EXERCISE PROMPT: Line by line, print the records exactly, and keep images out of the copy.

[Records from a dataset]

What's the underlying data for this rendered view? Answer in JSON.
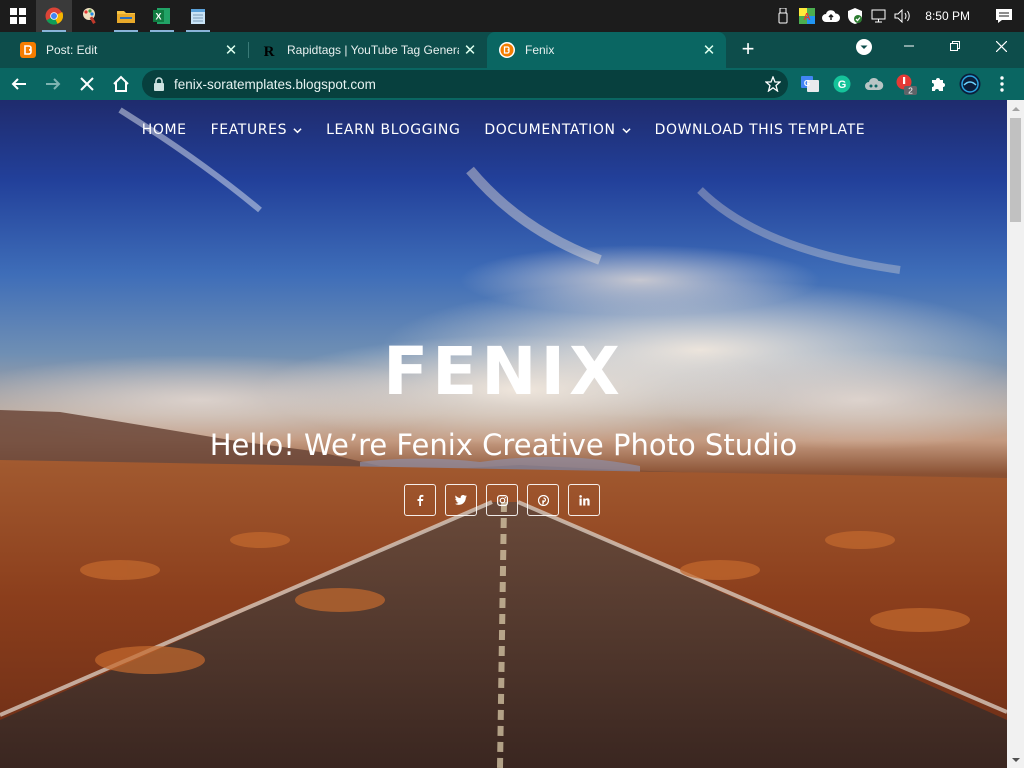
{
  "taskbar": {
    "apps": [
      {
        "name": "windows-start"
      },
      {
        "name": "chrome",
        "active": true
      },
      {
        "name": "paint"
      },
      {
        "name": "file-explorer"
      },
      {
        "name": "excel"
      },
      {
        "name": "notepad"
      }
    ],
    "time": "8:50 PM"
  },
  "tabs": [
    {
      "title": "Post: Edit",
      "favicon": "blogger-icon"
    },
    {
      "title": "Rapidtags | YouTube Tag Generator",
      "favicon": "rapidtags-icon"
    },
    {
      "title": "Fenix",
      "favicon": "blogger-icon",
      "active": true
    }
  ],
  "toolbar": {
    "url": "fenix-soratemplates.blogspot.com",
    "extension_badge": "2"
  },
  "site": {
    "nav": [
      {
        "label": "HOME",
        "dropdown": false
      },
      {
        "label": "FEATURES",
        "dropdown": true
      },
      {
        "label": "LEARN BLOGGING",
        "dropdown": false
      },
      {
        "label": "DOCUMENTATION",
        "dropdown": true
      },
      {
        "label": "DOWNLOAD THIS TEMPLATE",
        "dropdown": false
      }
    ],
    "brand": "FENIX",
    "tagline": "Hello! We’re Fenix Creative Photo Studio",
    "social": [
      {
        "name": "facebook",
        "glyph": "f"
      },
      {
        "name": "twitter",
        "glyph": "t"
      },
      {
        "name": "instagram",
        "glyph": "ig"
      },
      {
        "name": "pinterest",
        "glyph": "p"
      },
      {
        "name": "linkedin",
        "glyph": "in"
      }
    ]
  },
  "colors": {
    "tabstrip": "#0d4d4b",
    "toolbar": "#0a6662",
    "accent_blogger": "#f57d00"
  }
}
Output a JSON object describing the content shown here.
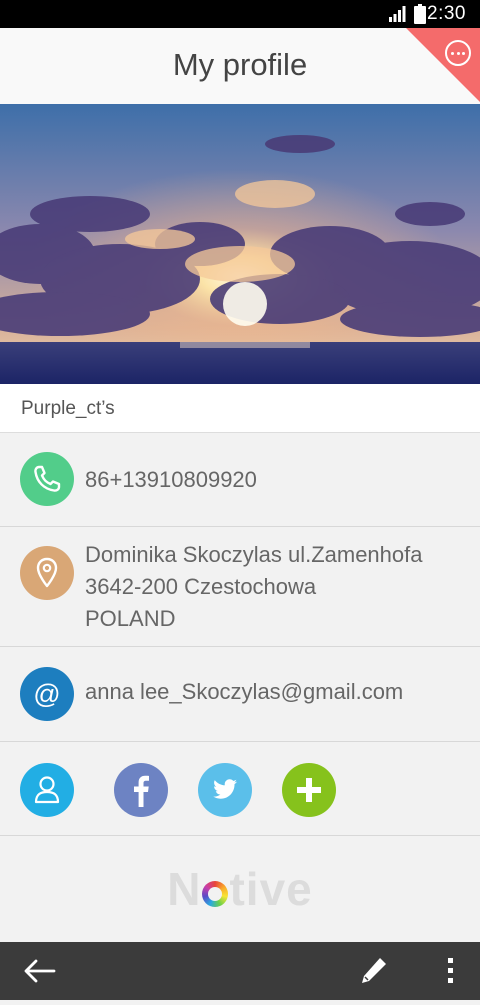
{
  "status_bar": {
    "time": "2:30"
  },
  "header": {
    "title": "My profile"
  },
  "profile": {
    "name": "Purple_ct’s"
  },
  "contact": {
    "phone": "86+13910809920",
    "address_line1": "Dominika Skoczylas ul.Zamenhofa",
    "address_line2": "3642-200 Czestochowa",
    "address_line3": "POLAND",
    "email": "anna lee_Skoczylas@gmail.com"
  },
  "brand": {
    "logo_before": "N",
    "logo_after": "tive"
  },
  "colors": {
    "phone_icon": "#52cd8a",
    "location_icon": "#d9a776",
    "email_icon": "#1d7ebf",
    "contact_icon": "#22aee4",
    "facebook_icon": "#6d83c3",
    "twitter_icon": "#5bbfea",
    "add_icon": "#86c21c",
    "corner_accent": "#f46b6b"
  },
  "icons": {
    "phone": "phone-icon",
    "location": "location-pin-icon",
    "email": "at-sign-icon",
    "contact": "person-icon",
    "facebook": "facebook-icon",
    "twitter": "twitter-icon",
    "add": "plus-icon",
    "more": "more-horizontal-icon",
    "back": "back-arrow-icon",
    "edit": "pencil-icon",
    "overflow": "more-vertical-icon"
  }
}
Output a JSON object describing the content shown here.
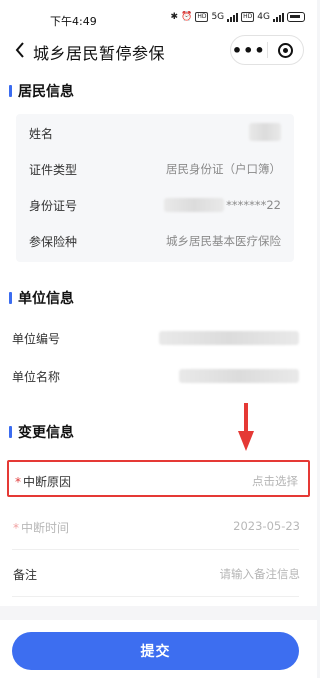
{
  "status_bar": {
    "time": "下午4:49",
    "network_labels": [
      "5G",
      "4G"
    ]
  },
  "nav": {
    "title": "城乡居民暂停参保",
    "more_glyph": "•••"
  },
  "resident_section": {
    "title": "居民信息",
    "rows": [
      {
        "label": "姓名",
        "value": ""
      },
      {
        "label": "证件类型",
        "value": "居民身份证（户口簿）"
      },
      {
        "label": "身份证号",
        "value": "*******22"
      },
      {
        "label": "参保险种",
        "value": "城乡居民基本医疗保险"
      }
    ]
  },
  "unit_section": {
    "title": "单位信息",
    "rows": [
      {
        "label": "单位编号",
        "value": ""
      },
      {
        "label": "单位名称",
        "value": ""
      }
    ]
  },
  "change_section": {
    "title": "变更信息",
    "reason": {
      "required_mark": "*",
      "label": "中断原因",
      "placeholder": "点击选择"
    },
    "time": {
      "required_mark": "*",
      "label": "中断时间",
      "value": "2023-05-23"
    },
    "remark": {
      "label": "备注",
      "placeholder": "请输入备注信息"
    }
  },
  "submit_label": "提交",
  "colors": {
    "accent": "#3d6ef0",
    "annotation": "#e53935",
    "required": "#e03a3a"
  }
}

RESULT FOR THIS EXERCISE:
What's the underlying data for this rendered view? Answer in JSON.
{
  "taskbar": {
    "apps": [
      {
        "name": "windows-start"
      },
      {
        "name": "chrome",
        "active": true
      },
      {
        "name": "paint"
      },
      {
        "name": "file-explorer"
      },
      {
        "name": "excel"
      },
      {
        "name": "notepad"
      }
    ],
    "time": "8:50 PM"
  },
  "tabs": [
    {
      "title": "Post: Edit",
      "favicon": "blogger-icon"
    },
    {
      "title": "Rapidtags | YouTube Tag Generator",
      "favicon": "rapidtags-icon"
    },
    {
      "title": "Fenix",
      "favicon": "blogger-icon",
      "active": true
    }
  ],
  "toolbar": {
    "url": "fenix-soratemplates.blogspot.com",
    "extension_badge": "2"
  },
  "site": {
    "nav": [
      {
        "label": "HOME",
        "dropdown": false
      },
      {
        "label": "FEATURES",
        "dropdown": true
      },
      {
        "label": "LEARN BLOGGING",
        "dropdown": false
      },
      {
        "label": "DOCUMENTATION",
        "dropdown": true
      },
      {
        "label": "DOWNLOAD THIS TEMPLATE",
        "dropdown": false
      }
    ],
    "brand": "FENIX",
    "tagline": "Hello! We’re Fenix Creative Photo Studio",
    "social": [
      {
        "name": "facebook",
        "glyph": "f"
      },
      {
        "name": "twitter",
        "glyph": "t"
      },
      {
        "name": "instagram",
        "glyph": "ig"
      },
      {
        "name": "pinterest",
        "glyph": "p"
      },
      {
        "name": "linkedin",
        "glyph": "in"
      }
    ]
  },
  "colors": {
    "tabstrip": "#0d4d4b",
    "toolbar": "#0a6662",
    "accent_blogger": "#f57d00"
  }
}
Output a JSON object describing the content shown here.
{
  "status_bar": {
    "time": "2:30"
  },
  "header": {
    "title": "My profile"
  },
  "profile": {
    "name": "Purple_ct’s"
  },
  "contact": {
    "phone": "86+13910809920",
    "address_line1": "Dominika Skoczylas ul.Zamenhofa",
    "address_line2": "3642-200 Czestochowa",
    "address_line3": "POLAND",
    "email": "anna lee_Skoczylas@gmail.com"
  },
  "brand": {
    "logo_before": "N",
    "logo_after": "tive"
  },
  "colors": {
    "phone_icon": "#52cd8a",
    "location_icon": "#d9a776",
    "email_icon": "#1d7ebf",
    "contact_icon": "#22aee4",
    "facebook_icon": "#6d83c3",
    "twitter_icon": "#5bbfea",
    "add_icon": "#86c21c",
    "corner_accent": "#f46b6b"
  },
  "icons": {
    "phone": "phone-icon",
    "location": "location-pin-icon",
    "email": "at-sign-icon",
    "contact": "person-icon",
    "facebook": "facebook-icon",
    "twitter": "twitter-icon",
    "add": "plus-icon",
    "more": "more-horizontal-icon",
    "back": "back-arrow-icon",
    "edit": "pencil-icon",
    "overflow": "more-vertical-icon"
  }
}
Output a JSON object describing the content shown here.
{
  "status_bar": {
    "time": "下午4:49",
    "network_labels": [
      "5G",
      "4G"
    ]
  },
  "nav": {
    "title": "城乡居民暂停参保",
    "more_glyph": "•••"
  },
  "resident_section": {
    "title": "居民信息",
    "rows": [
      {
        "label": "姓名",
        "value": ""
      },
      {
        "label": "证件类型",
        "value": "居民身份证（户口簿）"
      },
      {
        "label": "身份证号",
        "value": "*******22"
      },
      {
        "label": "参保险种",
        "value": "城乡居民基本医疗保险"
      }
    ]
  },
  "unit_section": {
    "title": "单位信息",
    "rows": [
      {
        "label": "单位编号",
        "value": ""
      },
      {
        "label": "单位名称",
        "value": ""
      }
    ]
  },
  "change_section": {
    "title": "变更信息",
    "reason": {
      "required_mark": "*",
      "label": "中断原因",
      "placeholder": "点击选择"
    },
    "time": {
      "required_mark": "*",
      "label": "中断时间",
      "value": "2023-05-23"
    },
    "remark": {
      "label": "备注",
      "placeholder": "请输入备注信息"
    }
  },
  "submit_label": "提交",
  "colors": {
    "accent": "#3d6ef0",
    "annotation": "#e53935",
    "required": "#e03a3a"
  }
}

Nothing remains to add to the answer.